**EXERCISE BRIEF:** Lines with "Data" in the entries below: count them and reply with the number alone.

**THE INPUT:**
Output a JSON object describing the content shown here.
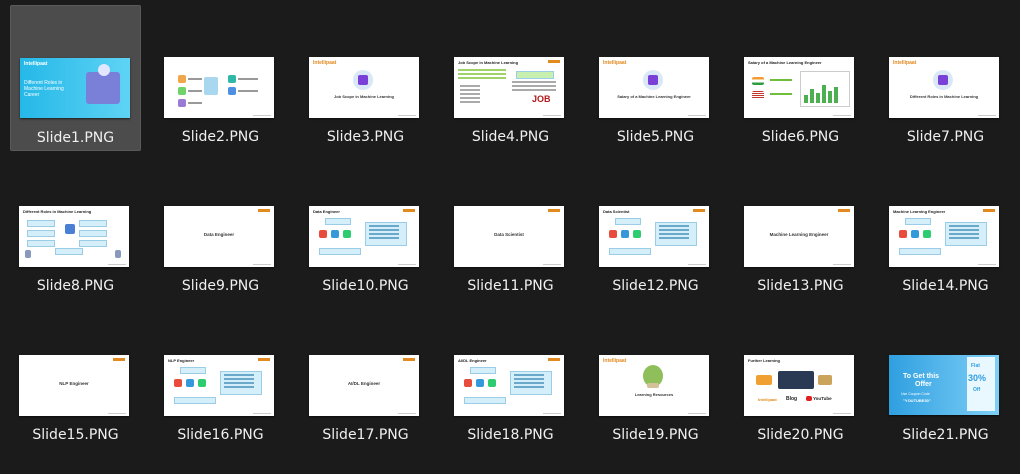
{
  "files": [
    {
      "name": "Slide1.PNG",
      "selected": true,
      "slide": {
        "kind": "title",
        "logo": "Intellipaat",
        "title": "Different Roles in Machine Learning Career"
      }
    },
    {
      "name": "Slide2.PNG",
      "slide": {
        "kind": "agenda"
      }
    },
    {
      "name": "Slide3.PNG",
      "slide": {
        "kind": "section",
        "logo": "Intellipaat",
        "text": "Job Scope in Machine Learning"
      }
    },
    {
      "name": "Slide4.PNG",
      "slide": {
        "kind": "jobscope",
        "heading": "Job Scope in Machine Learning",
        "badge": "JOB"
      }
    },
    {
      "name": "Slide5.PNG",
      "slide": {
        "kind": "section",
        "logo": "Intellipaat",
        "text": "Salary of a Machine Learning Engineer"
      }
    },
    {
      "name": "Slide6.PNG",
      "slide": {
        "kind": "salary",
        "heading": "Salary of a Machine Learning Engineer"
      }
    },
    {
      "name": "Slide7.PNG",
      "slide": {
        "kind": "section",
        "logo": "Intellipaat",
        "text": "Different Roles in Machine Learning"
      }
    },
    {
      "name": "Slide8.PNG",
      "slide": {
        "kind": "roles",
        "heading": "Different Roles in Machine Learning"
      }
    },
    {
      "name": "Slide9.PNG",
      "slide": {
        "kind": "plain",
        "text": "Data Engineer"
      }
    },
    {
      "name": "Slide10.PNG",
      "slide": {
        "kind": "detail",
        "heading": "Data Engineer"
      }
    },
    {
      "name": "Slide11.PNG",
      "slide": {
        "kind": "plain",
        "text": "Data Scientist"
      }
    },
    {
      "name": "Slide12.PNG",
      "slide": {
        "kind": "detail",
        "heading": "Data Scientist"
      }
    },
    {
      "name": "Slide13.PNG",
      "slide": {
        "kind": "plain",
        "text": "Machine Learning Engineer"
      }
    },
    {
      "name": "Slide14.PNG",
      "slide": {
        "kind": "detail",
        "heading": "Machine Learning Engineer"
      }
    },
    {
      "name": "Slide15.PNG",
      "slide": {
        "kind": "plain",
        "text": "NLP Engineer"
      }
    },
    {
      "name": "Slide16.PNG",
      "slide": {
        "kind": "detail",
        "heading": "NLP Engineer"
      }
    },
    {
      "name": "Slide17.PNG",
      "slide": {
        "kind": "plain",
        "text": "AI/DL Engineer"
      }
    },
    {
      "name": "Slide18.PNG",
      "slide": {
        "kind": "detail",
        "heading": "AI/DL Engineer"
      }
    },
    {
      "name": "Slide19.PNG",
      "slide": {
        "kind": "resources",
        "logo": "Intellipaat",
        "text": "Learning Resources"
      }
    },
    {
      "name": "Slide20.PNG",
      "slide": {
        "kind": "further",
        "heading": "Further Learning",
        "logo": "Intellipaat",
        "blog": "Blog",
        "yt": "YouTube"
      }
    },
    {
      "name": "Slide21.PNG",
      "slide": {
        "kind": "offer",
        "line1": "To Get this",
        "line2": "Offer",
        "line3": "Use Coupon Code",
        "code": "\"YOUTUBE30\"",
        "flat": "Flat",
        "pct": "30%",
        "off": "Off"
      }
    }
  ]
}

**EXERCISE RESULT:** 4